## Try it
Could the entries below be retyped exactly and in full?

## Task data
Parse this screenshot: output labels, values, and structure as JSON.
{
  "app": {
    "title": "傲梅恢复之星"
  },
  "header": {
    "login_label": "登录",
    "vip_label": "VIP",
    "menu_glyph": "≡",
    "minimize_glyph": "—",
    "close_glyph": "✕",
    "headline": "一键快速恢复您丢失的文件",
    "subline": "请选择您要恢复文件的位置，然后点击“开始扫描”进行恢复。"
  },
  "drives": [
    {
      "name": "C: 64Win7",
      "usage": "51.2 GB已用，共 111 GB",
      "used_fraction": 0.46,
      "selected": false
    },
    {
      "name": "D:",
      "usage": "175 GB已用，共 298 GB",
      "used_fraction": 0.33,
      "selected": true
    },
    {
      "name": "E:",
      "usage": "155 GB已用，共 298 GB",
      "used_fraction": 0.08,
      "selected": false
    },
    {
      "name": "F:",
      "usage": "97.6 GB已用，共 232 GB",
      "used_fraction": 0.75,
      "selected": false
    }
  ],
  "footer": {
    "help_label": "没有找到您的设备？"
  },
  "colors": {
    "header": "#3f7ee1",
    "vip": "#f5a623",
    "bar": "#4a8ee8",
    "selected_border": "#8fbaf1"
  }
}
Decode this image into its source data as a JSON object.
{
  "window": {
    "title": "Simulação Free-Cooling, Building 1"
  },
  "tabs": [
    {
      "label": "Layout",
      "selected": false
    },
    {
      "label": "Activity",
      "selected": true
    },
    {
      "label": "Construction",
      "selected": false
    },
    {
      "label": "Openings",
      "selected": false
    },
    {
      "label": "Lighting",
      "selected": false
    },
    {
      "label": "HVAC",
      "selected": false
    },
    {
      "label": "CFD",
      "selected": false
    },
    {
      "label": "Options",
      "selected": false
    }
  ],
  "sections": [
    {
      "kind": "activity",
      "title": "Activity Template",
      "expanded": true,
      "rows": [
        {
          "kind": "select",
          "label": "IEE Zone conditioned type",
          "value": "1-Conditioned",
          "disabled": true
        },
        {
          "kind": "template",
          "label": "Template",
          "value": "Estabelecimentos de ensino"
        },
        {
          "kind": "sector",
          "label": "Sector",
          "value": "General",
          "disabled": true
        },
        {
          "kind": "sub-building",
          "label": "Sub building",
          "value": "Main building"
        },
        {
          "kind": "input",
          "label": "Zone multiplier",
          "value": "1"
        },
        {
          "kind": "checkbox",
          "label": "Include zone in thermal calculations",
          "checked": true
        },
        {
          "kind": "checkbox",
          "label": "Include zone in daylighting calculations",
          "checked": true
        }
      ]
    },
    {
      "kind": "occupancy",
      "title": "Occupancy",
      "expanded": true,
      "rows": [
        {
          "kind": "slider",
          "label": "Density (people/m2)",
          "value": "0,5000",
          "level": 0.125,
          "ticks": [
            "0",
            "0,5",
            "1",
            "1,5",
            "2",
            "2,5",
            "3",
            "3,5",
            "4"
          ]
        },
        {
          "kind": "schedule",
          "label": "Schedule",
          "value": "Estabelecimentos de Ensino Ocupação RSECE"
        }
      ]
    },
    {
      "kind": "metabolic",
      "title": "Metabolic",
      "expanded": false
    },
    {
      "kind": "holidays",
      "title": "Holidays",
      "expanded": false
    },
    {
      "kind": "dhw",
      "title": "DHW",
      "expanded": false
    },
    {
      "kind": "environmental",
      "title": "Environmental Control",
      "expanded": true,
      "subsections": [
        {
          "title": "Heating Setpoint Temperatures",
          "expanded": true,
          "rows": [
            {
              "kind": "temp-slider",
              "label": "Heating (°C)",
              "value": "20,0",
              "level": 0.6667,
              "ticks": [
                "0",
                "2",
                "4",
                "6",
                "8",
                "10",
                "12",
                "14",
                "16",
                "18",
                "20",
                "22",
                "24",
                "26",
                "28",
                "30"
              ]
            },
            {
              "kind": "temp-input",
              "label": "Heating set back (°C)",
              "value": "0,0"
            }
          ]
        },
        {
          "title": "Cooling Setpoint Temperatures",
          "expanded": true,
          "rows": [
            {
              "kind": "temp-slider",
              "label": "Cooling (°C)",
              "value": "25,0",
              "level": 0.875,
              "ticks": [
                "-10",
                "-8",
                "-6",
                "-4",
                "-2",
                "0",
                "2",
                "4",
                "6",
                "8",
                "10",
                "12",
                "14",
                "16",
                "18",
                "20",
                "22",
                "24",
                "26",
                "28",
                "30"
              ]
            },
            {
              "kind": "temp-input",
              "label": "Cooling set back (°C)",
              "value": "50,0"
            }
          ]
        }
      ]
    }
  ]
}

## Worked solution
Parse this screenshot: output labels, values, and structure as JSON.
{
  "app": {
    "title": "傲梅恢复之星"
  },
  "header": {
    "login_label": "登录",
    "vip_label": "VIP",
    "menu_glyph": "≡",
    "minimize_glyph": "—",
    "close_glyph": "✕",
    "headline": "一键快速恢复您丢失的文件",
    "subline": "请选择您要恢复文件的位置，然后点击“开始扫描”进行恢复。"
  },
  "drives": [
    {
      "name": "C: 64Win7",
      "usage": "51.2 GB已用，共 111 GB",
      "used_fraction": 0.46,
      "selected": false
    },
    {
      "name": "D:",
      "usage": "175 GB已用，共 298 GB",
      "used_fraction": 0.33,
      "selected": true
    },
    {
      "name": "E:",
      "usage": "155 GB已用，共 298 GB",
      "used_fraction": 0.08,
      "selected": false
    },
    {
      "name": "F:",
      "usage": "97.6 GB已用，共 232 GB",
      "used_fraction": 0.75,
      "selected": false
    }
  ],
  "footer": {
    "help_label": "没有找到您的设备？"
  },
  "colors": {
    "header": "#3f7ee1",
    "vip": "#f5a623",
    "bar": "#4a8ee8",
    "selected_border": "#8fbaf1"
  }
}
Decode this image into its source data as a JSON object.
{
  "window": {
    "title": "Simulação Free-Cooling, Building 1"
  },
  "tabs": [
    {
      "label": "Layout",
      "selected": false
    },
    {
      "label": "Activity",
      "selected": true
    },
    {
      "label": "Construction",
      "selected": false
    },
    {
      "label": "Openings",
      "selected": false
    },
    {
      "label": "Lighting",
      "selected": false
    },
    {
      "label": "HVAC",
      "selected": false
    },
    {
      "label": "CFD",
      "selected": false
    },
    {
      "label": "Options",
      "selected": false
    }
  ],
  "sections": [
    {
      "kind": "activity",
      "title": "Activity Template",
      "expanded": true,
      "rows": [
        {
          "kind": "select",
          "label": "IEE Zone conditioned type",
          "value": "1-Conditioned",
          "disabled": true
        },
        {
          "kind": "template",
          "label": "Template",
          "value": "Estabelecimentos de ensino"
        },
        {
          "kind": "sector",
          "label": "Sector",
          "value": "General",
          "disabled": true
        },
        {
          "kind": "sub-building",
          "label": "Sub building",
          "value": "Main building"
        },
        {
          "kind": "input",
          "label": "Zone multiplier",
          "value": "1"
        },
        {
          "kind": "checkbox",
          "label": "Include zone in thermal calculations",
          "checked": true
        },
        {
          "kind": "checkbox",
          "label": "Include zone in daylighting calculations",
          "checked": true
        }
      ]
    },
    {
      "kind": "occupancy",
      "title": "Occupancy",
      "expanded": true,
      "rows": [
        {
          "kind": "slider",
          "label": "Density (people/m2)",
          "value": "0,5000",
          "level": 0.125,
          "ticks": [
            "0",
            "0,5",
            "1",
            "1,5",
            "2",
            "2,5",
            "3",
            "3,5",
            "4"
          ]
        },
        {
          "kind": "schedule",
          "label": "Schedule",
          "value": "Estabelecimentos de Ensino Ocupação RSECE"
        }
      ]
    },
    {
      "kind": "metabolic",
      "title": "Metabolic",
      "expanded": false
    },
    {
      "kind": "holidays",
      "title": "Holidays",
      "expanded": false
    },
    {
      "kind": "dhw",
      "title": "DHW",
      "expanded": false
    },
    {
      "kind": "environmental",
      "title": "Environmental Control",
      "expanded": true,
      "subsections": [
        {
          "title": "Heating Setpoint Temperatures",
          "expanded": true,
          "rows": [
            {
              "kind": "temp-slider",
              "label": "Heating (°C)",
              "value": "20,0",
              "level": 0.6667,
              "ticks": [
                "0",
                "2",
                "4",
                "6",
                "8",
                "10",
                "12",
                "14",
                "16",
                "18",
                "20",
                "22",
                "24",
                "26",
                "28",
                "30"
              ]
            },
            {
              "kind": "temp-input",
              "label": "Heating set back (°C)",
              "value": "0,0"
            }
          ]
        },
        {
          "title": "Cooling Setpoint Temperatures",
          "expanded": true,
          "rows": [
            {
              "kind": "temp-slider",
              "label": "Cooling (°C)",
              "value": "25,0",
              "level": 0.875,
              "ticks": [
                "-10",
                "-8",
                "-6",
                "-4",
                "-2",
                "0",
                "2",
                "4",
                "6",
                "8",
                "10",
                "12",
                "14",
                "16",
                "18",
                "20",
                "22",
                "24",
                "26",
                "28",
                "30"
              ]
            },
            {
              "kind": "temp-input",
              "label": "Cooling set back (°C)",
              "value": "50,0"
            }
          ]
        }
      ]
    }
  ]
}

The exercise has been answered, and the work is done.